[DATA — start]

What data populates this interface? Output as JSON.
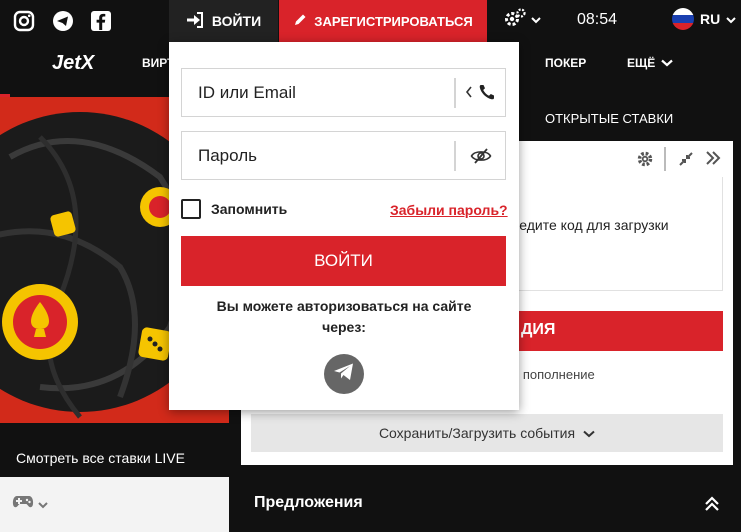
{
  "topbar": {
    "login_label": "ВОЙТИ",
    "register_label": "ЗАРЕГИСТРИРОВАТЬСЯ",
    "time": "08:54",
    "lang": "RU",
    "icons": [
      "instagram-icon",
      "telegram-icon",
      "facebook-icon",
      "settings-icon",
      "russia-flag-icon"
    ]
  },
  "nav": {
    "logo": "JetX",
    "items": [
      "ВИРТ",
      "ПОКЕР",
      "ЕЩЁ"
    ]
  },
  "login": {
    "id_placeholder": "ID или Email",
    "password_placeholder": "Пароль",
    "remember_label": "Запомнить",
    "forgot_label": "Забыли пароль?",
    "submit_label": "ВОЙТИ",
    "social_text": "Вы можете авторизоваться на сайте через:"
  },
  "left": {
    "live_label": "Смотреть все ставки LIVE"
  },
  "right": {
    "open_bets_label": "ОТКРЫТЫЕ СТАВКИ",
    "hint_text": "ведите код для загрузки",
    "register_partial": "ДИЯ",
    "bonus_text": "е пополнение",
    "save_load_label": "Сохранить/Загрузить события",
    "offers_title": "Предложения"
  },
  "colors": {
    "accent_red": "#d9232a",
    "dark": "#111111"
  }
}
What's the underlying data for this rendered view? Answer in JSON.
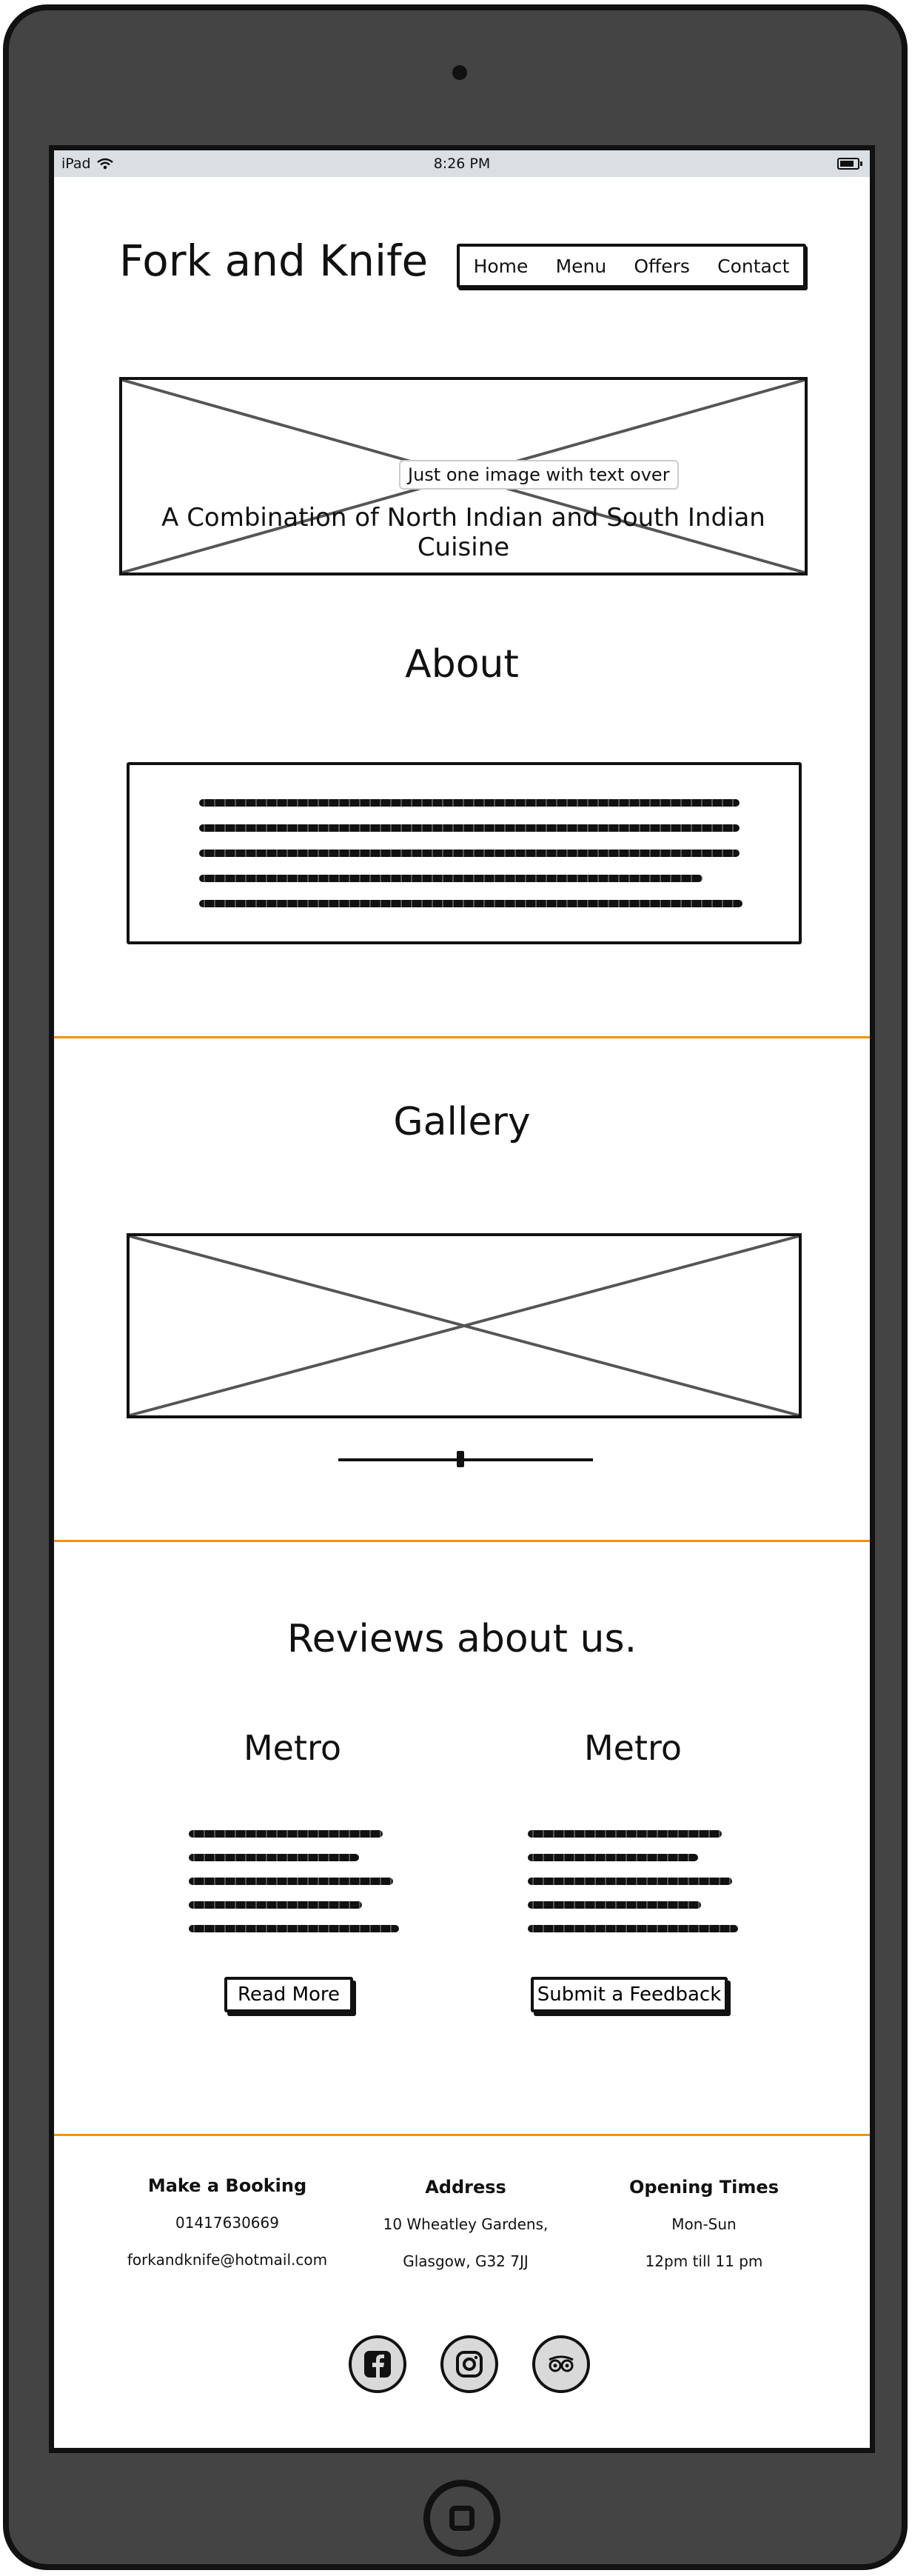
{
  "status_bar": {
    "device": "iPad",
    "time": "8:26 PM"
  },
  "header": {
    "brand": "Fork and Knife",
    "nav": [
      "Home",
      "Menu",
      "Offers",
      "Contact"
    ]
  },
  "hero": {
    "caption": "Just one image with text over",
    "tagline": "A Combination of North Indian and South Indian Cuisine"
  },
  "about": {
    "title": "About"
  },
  "gallery": {
    "title": "Gallery"
  },
  "reviews": {
    "title": "Reviews about us.",
    "cards": [
      {
        "title": "Metro",
        "button": "Read More"
      },
      {
        "title": "Metro",
        "button": "Submit a Feedback"
      }
    ]
  },
  "footer": {
    "booking": {
      "heading": "Make a Booking",
      "phone": "01417630669",
      "email": "forkandknife@hotmail.com"
    },
    "address": {
      "heading": "Address",
      "line1": "10 Wheatley Gardens,",
      "line2": "Glasgow, G32 7JJ"
    },
    "hours": {
      "heading": "Opening Times",
      "days": "Mon-Sun",
      "times": "12pm till 11 pm"
    },
    "social": [
      "facebook-icon",
      "instagram-icon",
      "tripadvisor-icon"
    ]
  },
  "colors": {
    "frame": "#444444",
    "accent": "#f39200",
    "status_bar": "#d9dfe2"
  }
}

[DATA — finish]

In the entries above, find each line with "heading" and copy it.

      "heading": "Make a Booking",
      "heading": "Address",
      "heading": "Opening Times",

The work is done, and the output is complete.